**Work order:** Return each line in the records below that includes "webmail".

**Stored entries:**
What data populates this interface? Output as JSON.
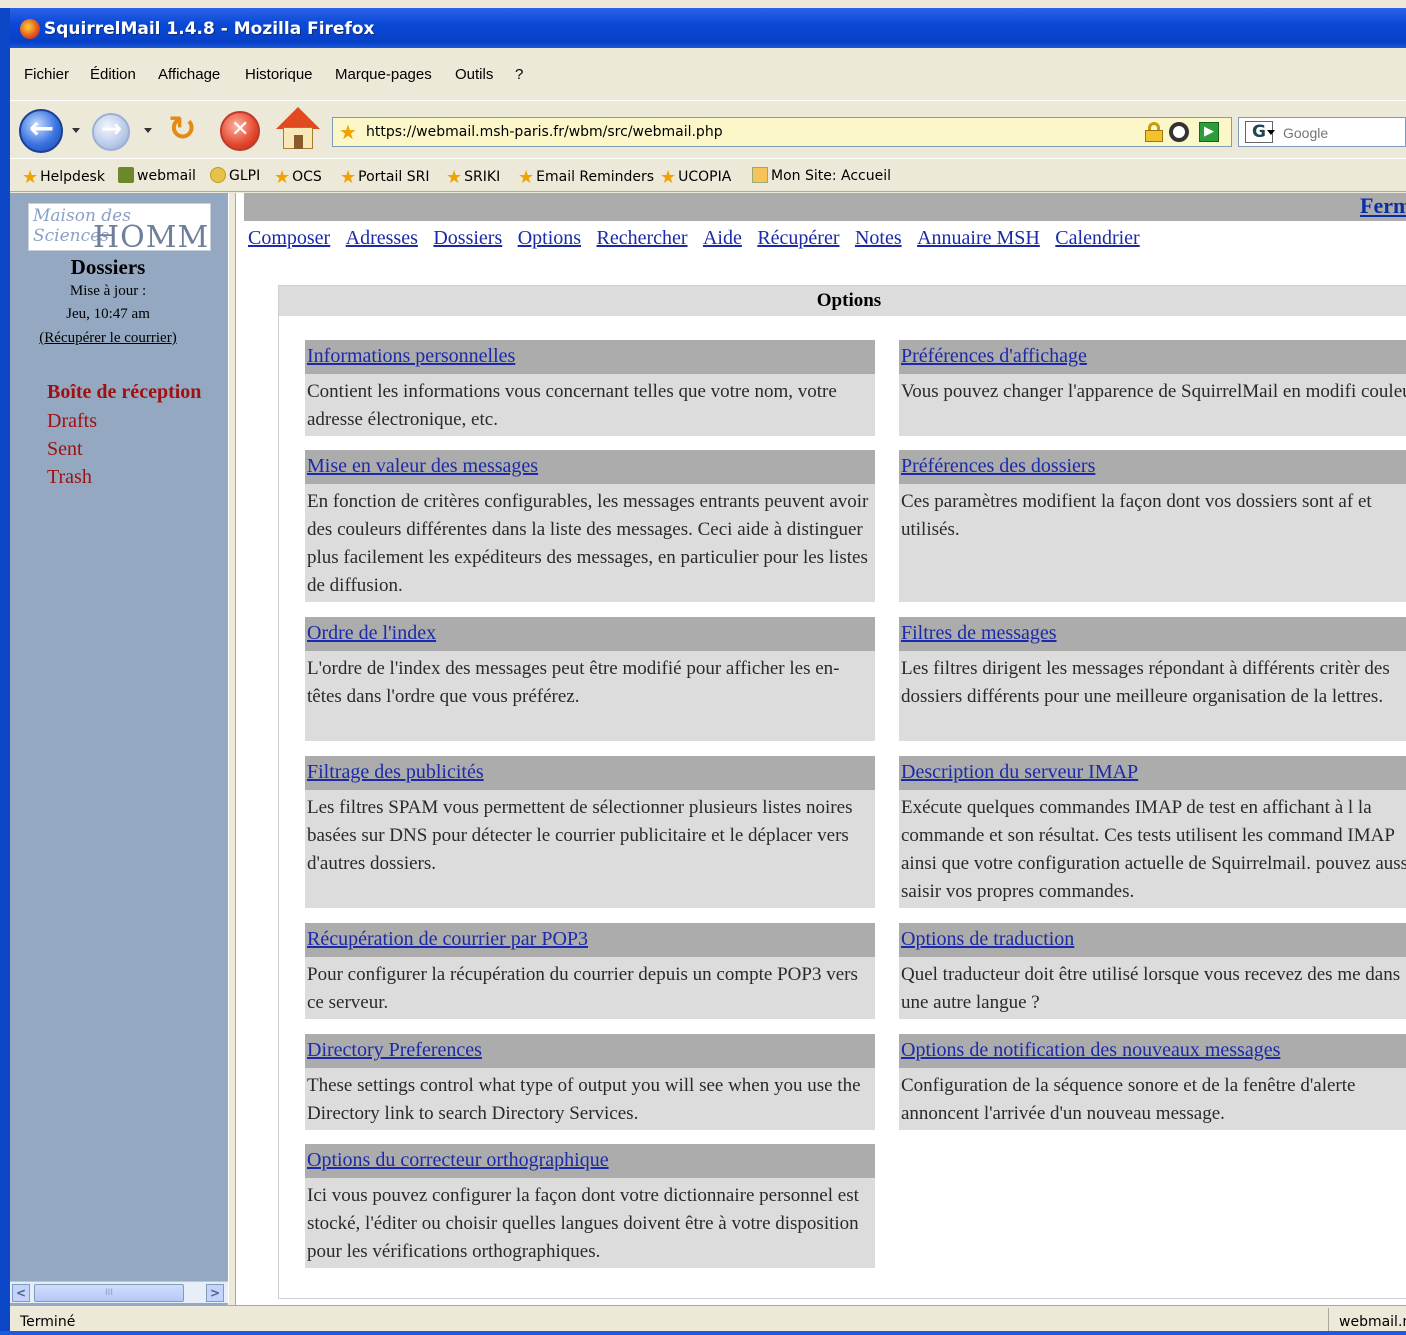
{
  "window": {
    "title": "SquirrelMail 1.4.8 - Mozilla Firefox"
  },
  "menu": [
    "Fichier",
    "Édition",
    "Affichage",
    "Historique",
    "Marque-pages",
    "Outils",
    "?"
  ],
  "address_bar": {
    "url": "https://webmail.msh-paris.fr/wbm/src/webmail.php"
  },
  "search_box": {
    "placeholder": "Google",
    "engine_letter": "G"
  },
  "bookmarks": [
    "Helpdesk",
    "webmail",
    "GLPI",
    "OCS",
    "Portail SRI",
    "SRIKI",
    "Email Reminders",
    "UCOPIA",
    "Mon Site: Accueil"
  ],
  "sidebar": {
    "logo_top": "Maison des Sciences",
    "logo_bottom": "HOMME",
    "title": "Dossiers",
    "updated_label": "Mise à jour :",
    "updated_time": "Jeu, 10:47 am",
    "refresh_link": "(Récupérer le courrier)",
    "folders": [
      "Boîte de réception",
      "Drafts",
      "Sent",
      "Trash"
    ],
    "scroll_thumb": "III"
  },
  "main": {
    "signout": "Ferm",
    "nav": [
      "Composer",
      "Adresses",
      "Dossiers",
      "Options",
      "Rechercher",
      "Aide",
      "Récupérer",
      "Notes",
      "Annuaire MSH",
      "Calendrier"
    ],
    "options_title": "Options",
    "options_left": [
      {
        "title": "Informations personnelles",
        "desc": "Contient les informations vous concernant telles que votre nom, votre adresse électronique, etc."
      },
      {
        "title": "Mise en valeur des messages",
        "desc": "En fonction de critères configurables, les messages entrants peuvent avoir des couleurs différentes dans la liste des messages. Ceci aide à distinguer plus facilement les expéditeurs des messages, en particulier pour les listes de diffusion."
      },
      {
        "title": "Ordre de l'index",
        "desc": "L'ordre de l'index des messages peut être modifié pour afficher les en-têtes dans l'ordre que vous préférez."
      },
      {
        "title": "Filtrage des publicités",
        "desc": "Les filtres SPAM vous permettent de sélectionner plusieurs listes noires basées sur DNS pour détecter le courrier publicitaire et le déplacer vers d'autres dossiers."
      },
      {
        "title": "Récupération de courrier par POP3",
        "desc": "Pour configurer la récupération du courrier depuis un compte POP3 vers ce serveur."
      },
      {
        "title": "Directory Preferences",
        "desc": "These settings control what type of output you will see when you use the Directory link to search Directory Services."
      },
      {
        "title": "Options du correcteur orthographique",
        "desc": "Ici vous pouvez configurer la façon dont votre dictionnaire personnel est stocké, l'éditer ou choisir quelles langues doivent être à votre disposition pour les vérifications orthographiques."
      }
    ],
    "options_right": [
      {
        "title": "Préférences d'affichage",
        "desc": "Vous pouvez changer l'apparence de SquirrelMail en modifi couleurs, la langue ou d'autres paramètres."
      },
      {
        "title": "Préférences des dossiers",
        "desc": "Ces paramètres modifient la façon dont vos dossiers sont af et utilisés."
      },
      {
        "title": "Filtres de messages",
        "desc": "Les filtres dirigent les messages répondant à différents critèr des dossiers différents pour une meilleure organisation de la lettres."
      },
      {
        "title": "Description du serveur IMAP",
        "desc": "Exécute quelques commandes IMAP de test en affichant à l la commande et son résultat. Ces tests utilisent les command IMAP ainsi que votre configuration actuelle de Squirrelmail. pouvez aussi saisir vos propres commandes."
      },
      {
        "title": "Options de traduction",
        "desc": "Quel traducteur doit être utilisé lorsque vous recevez des me dans une autre langue ?"
      },
      {
        "title": "Options de notification des nouveaux messages",
        "desc": "Configuration de la séquence sonore et de la fenêtre d'alerte annoncent l'arrivée d'un nouveau message."
      }
    ]
  },
  "status": {
    "text": "Terminé",
    "right": "webmail.m"
  },
  "colors": {
    "link": "#1b2aa8",
    "folder": "#a01010",
    "sidebar": "#94a9c1",
    "option_head": "#acacac",
    "option_body": "#dcdcdc"
  }
}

**Solution to the exercise:**
    "url": "https://webmail.msh-paris.fr/wbm/src/webmail.php"
    "webmail",
    "right": "webmail.m"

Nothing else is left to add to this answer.